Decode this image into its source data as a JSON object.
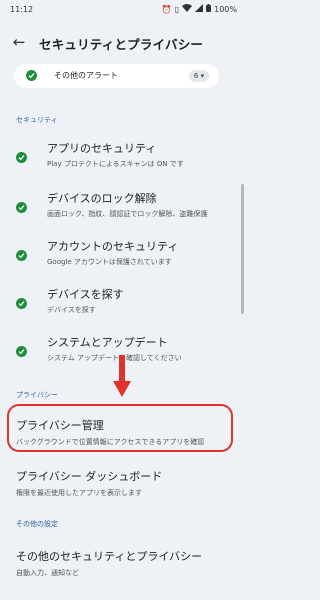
{
  "status_bar": {
    "time": "11:12",
    "battery": "100%"
  },
  "app_bar": {
    "title": "セキュリティとプライバシー"
  },
  "alert_card": {
    "label": "その他のアラート",
    "count": "6"
  },
  "sections": {
    "security": "セキュリティ",
    "privacy": "プライバシー",
    "other": "その他の設定"
  },
  "security_items": [
    {
      "title": "アプリのセキュリティ",
      "subtitle": "Play プロテクトによるスキャンは ON です"
    },
    {
      "title": "デバイスのロック解除",
      "subtitle": "画面ロック、指紋、顔認証でロック解除、盗難保護"
    },
    {
      "title": "アカウントのセキュリティ",
      "subtitle": "Google アカウントは保護されています"
    },
    {
      "title": "デバイスを探す",
      "subtitle": "デバイスを探す"
    },
    {
      "title": "システムとアップデート",
      "subtitle": "システム アップデートを確認してください"
    }
  ],
  "privacy_items": [
    {
      "title": "プライバシー管理",
      "subtitle": "バックグラウンドで位置情報にアクセスできるアプリを確認"
    },
    {
      "title": "プライバシー ダッシュボード",
      "subtitle": "権限を最近使用したアプリを表示します"
    }
  ],
  "other_items": [
    {
      "title": "その他のセキュリティとプライバシー",
      "subtitle": "自動入力、通知など"
    }
  ],
  "colors": {
    "check": "#1e8e3e",
    "highlight": "#e0322a",
    "section": "#2f5e9e"
  }
}
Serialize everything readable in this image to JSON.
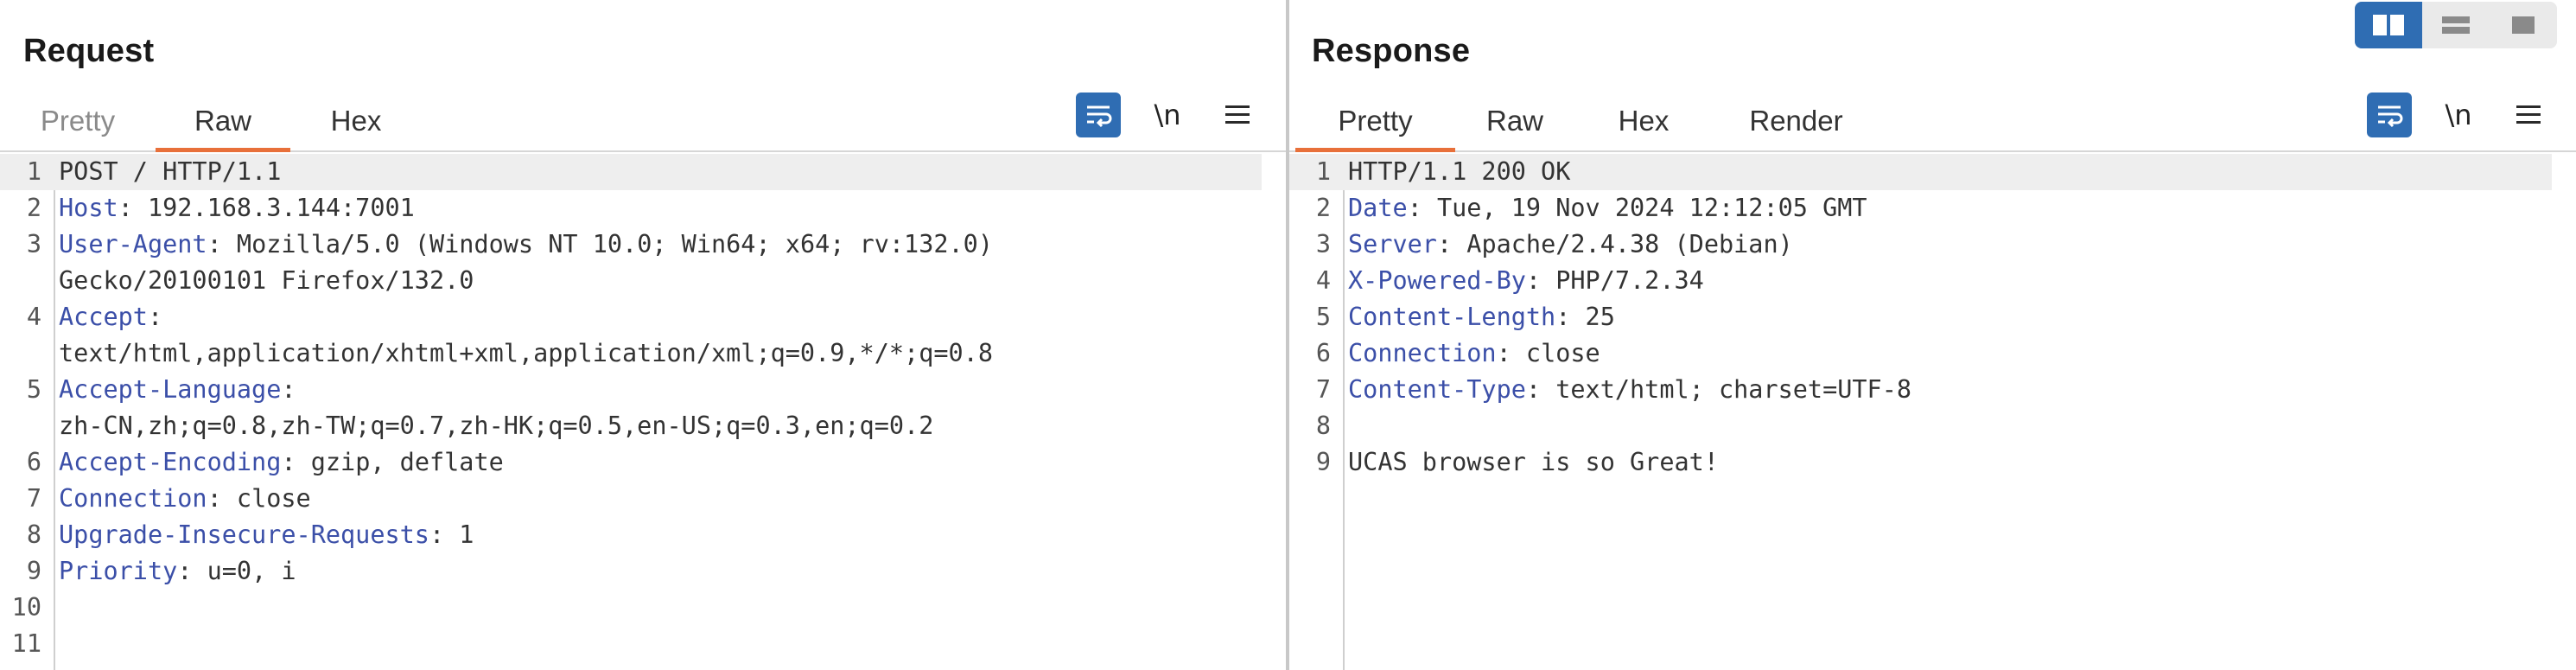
{
  "request": {
    "title": "Request",
    "tabs": [
      {
        "label": "Pretty",
        "state": "inactive"
      },
      {
        "label": "Raw",
        "state": "active"
      },
      {
        "label": "Hex",
        "state": "inactive"
      }
    ],
    "toolbar": {
      "newline_label": "\\n"
    },
    "lines": [
      {
        "num": "1",
        "text": "POST / HTTP/1.1"
      },
      {
        "num": "2",
        "name": "Host",
        "value": "192.168.3.144:7001"
      },
      {
        "num": "3",
        "name": "User-Agent",
        "value": "Mozilla/5.0 (Windows NT 10.0; Win64; x64; rv:132.0)"
      },
      {
        "num": "",
        "text": "Gecko/20100101 Firefox/132.0"
      },
      {
        "num": "4",
        "name": "Accept",
        "value": ""
      },
      {
        "num": "",
        "text": "text/html,application/xhtml+xml,application/xml;q=0.9,*/*;q=0.8"
      },
      {
        "num": "5",
        "name": "Accept-Language",
        "value": ""
      },
      {
        "num": "",
        "text": "zh-CN,zh;q=0.8,zh-TW;q=0.7,zh-HK;q=0.5,en-US;q=0.3,en;q=0.2"
      },
      {
        "num": "6",
        "name": "Accept-Encoding",
        "value": "gzip, deflate"
      },
      {
        "num": "7",
        "name": "Connection",
        "value": "close"
      },
      {
        "num": "8",
        "name": "Upgrade-Insecure-Requests",
        "value": "1"
      },
      {
        "num": "9",
        "name": "Priority",
        "value": "u=0, i"
      },
      {
        "num": "10",
        "text": ""
      },
      {
        "num": "11",
        "text": ""
      }
    ]
  },
  "response": {
    "title": "Response",
    "tabs": [
      {
        "label": "Pretty",
        "state": "active"
      },
      {
        "label": "Raw",
        "state": "inactive"
      },
      {
        "label": "Hex",
        "state": "inactive"
      },
      {
        "label": "Render",
        "state": "inactive"
      }
    ],
    "toolbar": {
      "newline_label": "\\n"
    },
    "lines": [
      {
        "num": "1",
        "text": "HTTP/1.1 200 OK"
      },
      {
        "num": "2",
        "name": "Date",
        "value": "Tue, 19 Nov 2024 12:12:05 GMT"
      },
      {
        "num": "3",
        "name": "Server",
        "value": "Apache/2.4.38 (Debian)"
      },
      {
        "num": "4",
        "name": "X-Powered-By",
        "value": "PHP/7.2.34"
      },
      {
        "num": "5",
        "name": "Content-Length",
        "value": "25"
      },
      {
        "num": "6",
        "name": "Connection",
        "value": "close"
      },
      {
        "num": "7",
        "name": "Content-Type",
        "value": "text/html; charset=UTF-8"
      },
      {
        "num": "8",
        "text": ""
      },
      {
        "num": "9",
        "text": "UCAS browser is so Great!"
      }
    ]
  },
  "view_layout": {
    "options": [
      "side-by-side",
      "top-bottom",
      "single"
    ],
    "selected": "side-by-side"
  },
  "colors": {
    "accent_tab": "#e8703a",
    "button_blue": "#2f6db3",
    "header_name": "#3b4fa8"
  }
}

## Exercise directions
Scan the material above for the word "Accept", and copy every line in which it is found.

## Answer space
        "name": "Accept",
        "name": "Accept-Language",
        "name": "Accept-Encoding",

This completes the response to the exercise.